The gifts have been opened, the Christmas carols have been sung, and we just celebrated the Solemnity of Mary, the Holy Mother of God.. This is a time for new beginnings, new experiences, and new opportunities. We begin a new year, with new beginnings. new opportunities, new experiences, there are many options to explore and even perhaps start a new beginning, a new path, a new journey. There are many paths to choose.
On Sunday, January 6, we celebrate the Feast of the Epiphany, when the Scriptures tell the story of kings visiting Mary, Joseph and the Infant Jesus. The Collect for the Mass of the Epiphany says, says “that we who know you already by faith, may be brought to behold the beauty of your sublime glory.”
Many of us already know Jesus by our faith, but like the wise men, we might be searching for something more, to come to know Jesus on an even deeper level.
The magi brought gifts of gold, frankincense, and myrrh, but we too have gifts to bring, our abilities to write, to pray, to engage with others, our passion to serve the unhoused, the poor, the young and the elderly too.
The magi followed a star, but our star might be more hidden, perhaps a sense of curiosity of who the Norbertines are, and what they do. We may wonder if they are happy, and could we too find this happiness in today’s modern world? Also, the magi did not travel alone, and the Norbertines do not live alone either, but are a community of Catholic priests and brothers, living a common life through contemplation on God’s Word, common prayer and active service to the local Catholic community.
Even more amazing, Daylesford Abbey has been described as “an oasis of peace.”
The cadence of their life is rooted in their common prayer and provides an environment of reconciliation and contemplation. It is from the Abbey that they go forth to serve the local church and the wider community. An oasis of peace, often hard to imagine as we hear and watch the daily news of violence and shootings, the war in Ukraine, even gang violence in many cities.
They serve in a variety of ways, through preaching, teaching, parish work, social services, retreat ministry and more.
The Responsorial psalm for the feast of the Epiphany says that “Justice shall flower in his days,” and that the poor will be rescued when they cry out, and the afflicted when there is no one to help them.
The Psalm ends by saying “the lives of the poor he shall save.” And the Norbertine priests take these words to heart, not only on the feast of the Epiphany but in their daily lives.
Some work in the Bethesda Project, a major ministry to the homeless of Philadelphia. This project was founded in 1979 by Norbertine Domenic Rossi, now the abbot at Daylesford, and the Abbey prayer group that he was leading at the time. It has grown from one residence for women to 14 facilities ranging from emergency shelters to permanent supportive residences. This ministry serves over 2000 different individuals per year.
Others work in two parishes in the archdiocese of Philadelphia, and some work in school ministry. Still others work to collect non-perishable food each Sunday at Mass that is then delivered to St. Gabriel’s Food Cupboard. And they support Mission Santa Maria as it ministers to the migrant community in Chester County, both with monthly deliveries of non-perishable food as well as a special collection throughout Advent.

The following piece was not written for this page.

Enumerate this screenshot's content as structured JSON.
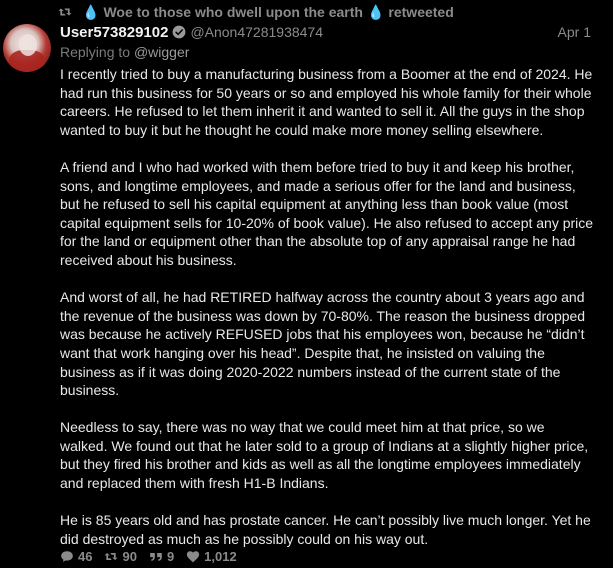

Gifts different that gold, frankincense and myrrh, but gifts and services that make a difference in the lives of so many others.
The journey to become a Norbertine takes time, just as the journey of the magi did. The journey begins with the Affiliate program, and then if an individual is ready, the community can then invite then to begin the Novitiate, The Novitiate is a period in which the Novice begins the process of assimilating a basic foundation and understanding of religious life and specifically Norbertine life. Other gradual steps are the profession of temporary vows, followed by solemn profession and then ordination. The formation process is gradual, giving the candidate time to explore if this life is right for them.
The Prayer After Communion for the Feast of the Epiphany has powerful closing words. “Go before us with heavenly light, O Lord, always and everywhere, that we may perceive with clear sight and revere with true affection, the mystery in which you have willed us to participate.”
Is God calling you to participate in this great mystery, this wondrous reality of peace, prayer, and service? The next step might not be following a star, but a phone call or email to the vocation director.
The magi took many steps in their journey to Bethlehem.
You too can begin taking steps by making time for prayer, going to Mass, and receiving the sacraments, seeking out a spiritual director, visiting Daylesford Abbey and most importantly, taking a step. “Today, we are inundated with options and choices that we suffer from analysis paralysis. People, especially men, feel like they need to make the right choice the first time. But this often leads to making no choice or just staying status quo. Take a step to formally consider a vocation. There is nothing to lose and everything to gain.”
If you are interested in learning about the Norbertines at Daylesford Abbey, contact Abbot Domenic A. Rossi for further information at firstname.lastname@example.org or call 610-647-2530.
May your journey begin!